Part of the challenge, Randall-Bodman added was 'maintaining the tension of the Passion narrative without resolving it too quickly.'
By marking each chapter in the story, the congregation was invited to take time to reflect and connect with others in the community.
'Easter is a celebration of God's grace and profound love for us,' Randall-Bodman said during the Easter Eve service.
Perhaps the most visible symbol used to illustrate that love was a cross in the church's sanctuary that transformed throughout the week as each new chapter of the story unfolded.
The cross was made out of the trunks of the church's Christmas trees that were nailed together on Palm Sunday.
On Maundy Thursday it was draped in black and a crown of thorns was placed on it.

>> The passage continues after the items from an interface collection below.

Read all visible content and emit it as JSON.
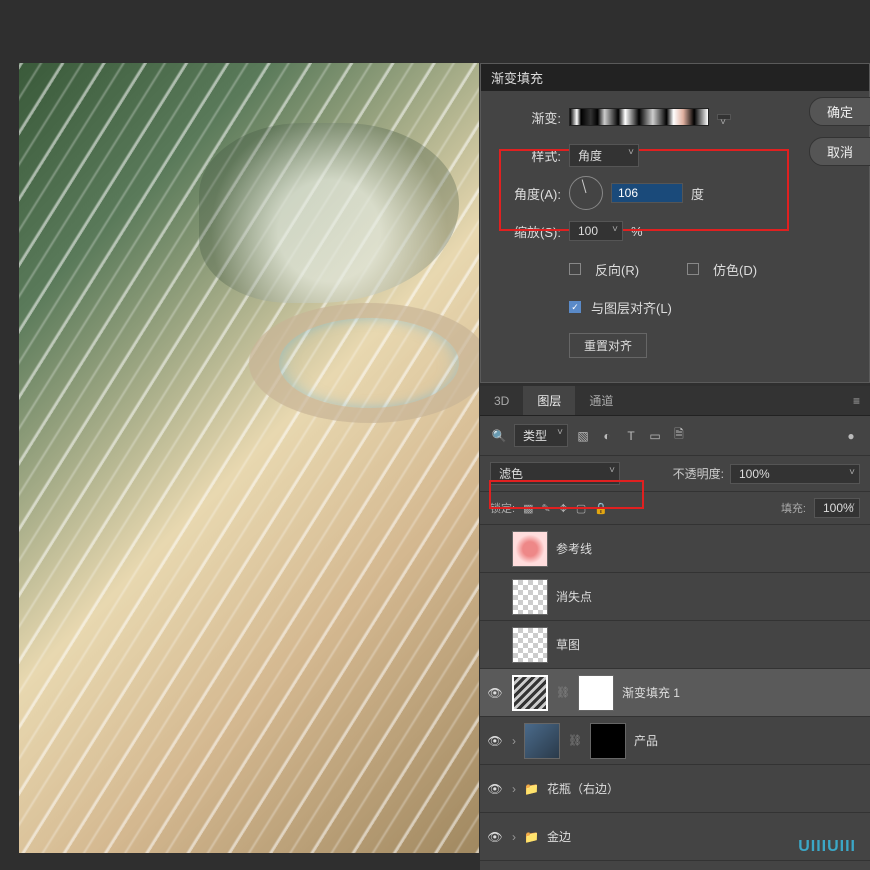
{
  "dialog": {
    "title": "渐变填充",
    "gradient_label": "渐变:",
    "style_label": "样式:",
    "style_value": "角度",
    "angle_label": "角度(A):",
    "angle_value": "106",
    "angle_unit": "度",
    "scale_label": "缩放(S):",
    "scale_value": "100",
    "scale_unit": "%",
    "reverse_label": "反向(R)",
    "dither_label": "仿色(D)",
    "align_label": "与图层对齐(L)",
    "reset_btn": "重置对齐",
    "ok_btn": "确定",
    "cancel_btn": "取消"
  },
  "layers": {
    "tabs": [
      "3D",
      "图层",
      "通道"
    ],
    "filter_label": "类型",
    "blend_mode": "滤色",
    "opacity_label": "不透明度:",
    "opacity_value": "100%",
    "lock_label": "锁定:",
    "fill_label": "填充:",
    "fill_value": "100%",
    "items": [
      {
        "name": "参考线",
        "thumb": "dot",
        "vis": false
      },
      {
        "name": "消失点",
        "thumb": "checker",
        "vis": false
      },
      {
        "name": "草图",
        "thumb": "checker",
        "vis": false
      },
      {
        "name": "渐变填充 1",
        "thumb": "striped",
        "vis": true,
        "mask": true,
        "selected": true
      },
      {
        "name": "产品",
        "thumb": "blue",
        "vis": true,
        "mask": true,
        "maskblack": true
      },
      {
        "name": "花瓶（右边）",
        "thumb": "folder",
        "vis": true
      },
      {
        "name": "金边",
        "thumb": "folder",
        "vis": true
      }
    ]
  },
  "watermark": "UIIIUIII"
}
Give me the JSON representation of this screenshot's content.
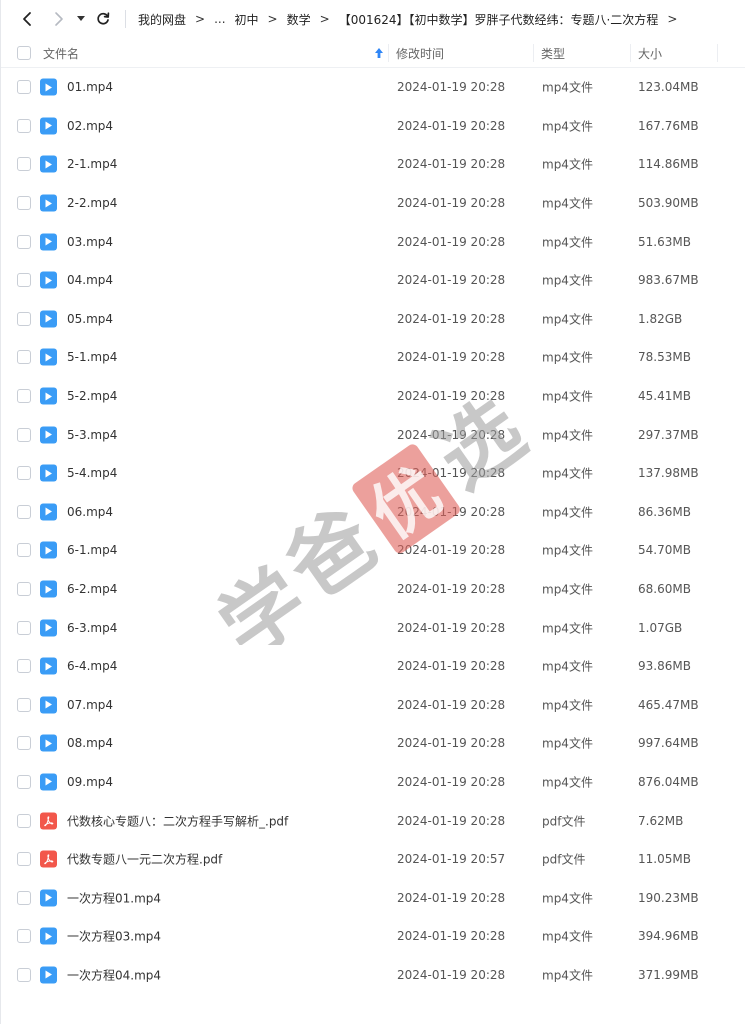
{
  "nav": {
    "back": "chevron-left-icon",
    "forward": "chevron-right-icon",
    "dropdown": "caret-down-icon",
    "refresh": "refresh-icon"
  },
  "breadcrumb": {
    "root": "我的网盘",
    "ellipsis": "...",
    "items": [
      "初中",
      "数学",
      "【001624】【初中数学】罗胖子代数经纬：专题八·二次方程"
    ]
  },
  "table": {
    "columns": {
      "name": "文件名",
      "time": "修改时间",
      "type": "类型",
      "size": "大小"
    },
    "rows": [
      {
        "name": "01.mp4",
        "time": "2024-01-19 20:28",
        "type": "mp4文件",
        "size": "123.04MB",
        "icon": "video"
      },
      {
        "name": "02.mp4",
        "time": "2024-01-19 20:28",
        "type": "mp4文件",
        "size": "167.76MB",
        "icon": "video"
      },
      {
        "name": "2-1.mp4",
        "time": "2024-01-19 20:28",
        "type": "mp4文件",
        "size": "114.86MB",
        "icon": "video"
      },
      {
        "name": "2-2.mp4",
        "time": "2024-01-19 20:28",
        "type": "mp4文件",
        "size": "503.90MB",
        "icon": "video"
      },
      {
        "name": "03.mp4",
        "time": "2024-01-19 20:28",
        "type": "mp4文件",
        "size": "51.63MB",
        "icon": "video"
      },
      {
        "name": "04.mp4",
        "time": "2024-01-19 20:28",
        "type": "mp4文件",
        "size": "983.67MB",
        "icon": "video"
      },
      {
        "name": "05.mp4",
        "time": "2024-01-19 20:28",
        "type": "mp4文件",
        "size": "1.82GB",
        "icon": "video"
      },
      {
        "name": "5-1.mp4",
        "time": "2024-01-19 20:28",
        "type": "mp4文件",
        "size": "78.53MB",
        "icon": "video"
      },
      {
        "name": "5-2.mp4",
        "time": "2024-01-19 20:28",
        "type": "mp4文件",
        "size": "45.41MB",
        "icon": "video"
      },
      {
        "name": "5-3.mp4",
        "time": "2024-01-19 20:28",
        "type": "mp4文件",
        "size": "297.37MB",
        "icon": "video"
      },
      {
        "name": "5-4.mp4",
        "time": "2024-01-19 20:28",
        "type": "mp4文件",
        "size": "137.98MB",
        "icon": "video"
      },
      {
        "name": "06.mp4",
        "time": "2024-01-19 20:28",
        "type": "mp4文件",
        "size": "86.36MB",
        "icon": "video"
      },
      {
        "name": "6-1.mp4",
        "time": "2024-01-19 20:28",
        "type": "mp4文件",
        "size": "54.70MB",
        "icon": "video"
      },
      {
        "name": "6-2.mp4",
        "time": "2024-01-19 20:28",
        "type": "mp4文件",
        "size": "68.60MB",
        "icon": "video"
      },
      {
        "name": "6-3.mp4",
        "time": "2024-01-19 20:28",
        "type": "mp4文件",
        "size": "1.07GB",
        "icon": "video"
      },
      {
        "name": "6-4.mp4",
        "time": "2024-01-19 20:28",
        "type": "mp4文件",
        "size": "93.86MB",
        "icon": "video"
      },
      {
        "name": "07.mp4",
        "time": "2024-01-19 20:28",
        "type": "mp4文件",
        "size": "465.47MB",
        "icon": "video"
      },
      {
        "name": "08.mp4",
        "time": "2024-01-19 20:28",
        "type": "mp4文件",
        "size": "997.64MB",
        "icon": "video"
      },
      {
        "name": "09.mp4",
        "time": "2024-01-19 20:28",
        "type": "mp4文件",
        "size": "876.04MB",
        "icon": "video"
      },
      {
        "name": "代数核心专题八：二次方程手写解析_.pdf",
        "time": "2024-01-19 20:28",
        "type": "pdf文件",
        "size": "7.62MB",
        "icon": "pdf"
      },
      {
        "name": "代数专题八一元二次方程.pdf",
        "time": "2024-01-19 20:57",
        "type": "pdf文件",
        "size": "11.05MB",
        "icon": "pdf"
      },
      {
        "name": "一次方程01.mp4",
        "time": "2024-01-19 20:28",
        "type": "mp4文件",
        "size": "190.23MB",
        "icon": "video"
      },
      {
        "name": "一次方程03.mp4",
        "time": "2024-01-19 20:28",
        "type": "mp4文件",
        "size": "394.96MB",
        "icon": "video"
      },
      {
        "name": "一次方程04.mp4",
        "time": "2024-01-19 20:28",
        "type": "mp4文件",
        "size": "371.99MB",
        "icon": "video"
      }
    ]
  },
  "watermark": {
    "text": "学爸优选"
  },
  "colors": {
    "video_icon": "#3a9cf6",
    "pdf_icon": "#f2574b",
    "sort_arrow": "#2f86f6"
  }
}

At the conclusion of the Easter Sunday service, the cross was completely covered with vivid spring flowers children had attached to it before and during the service.
'The cross is transformed by following the journey of Jesus -birth, living, death and new life - and in a way it echoes our own spiritual pilgrimage,' Galvan said.
As Bethel Congregational Church continues along its spiritual pilgrimage following its Easter celebration, church leaders took time to reflect on Holy Week and share their hopes.
'We hope for a new perspective on living and encountering with the divine,' Galvan said.
He also hopes that those who accompanied Bethel along its Easter journey walked away with a renewed 'dedication to making the world a better place for everyone.'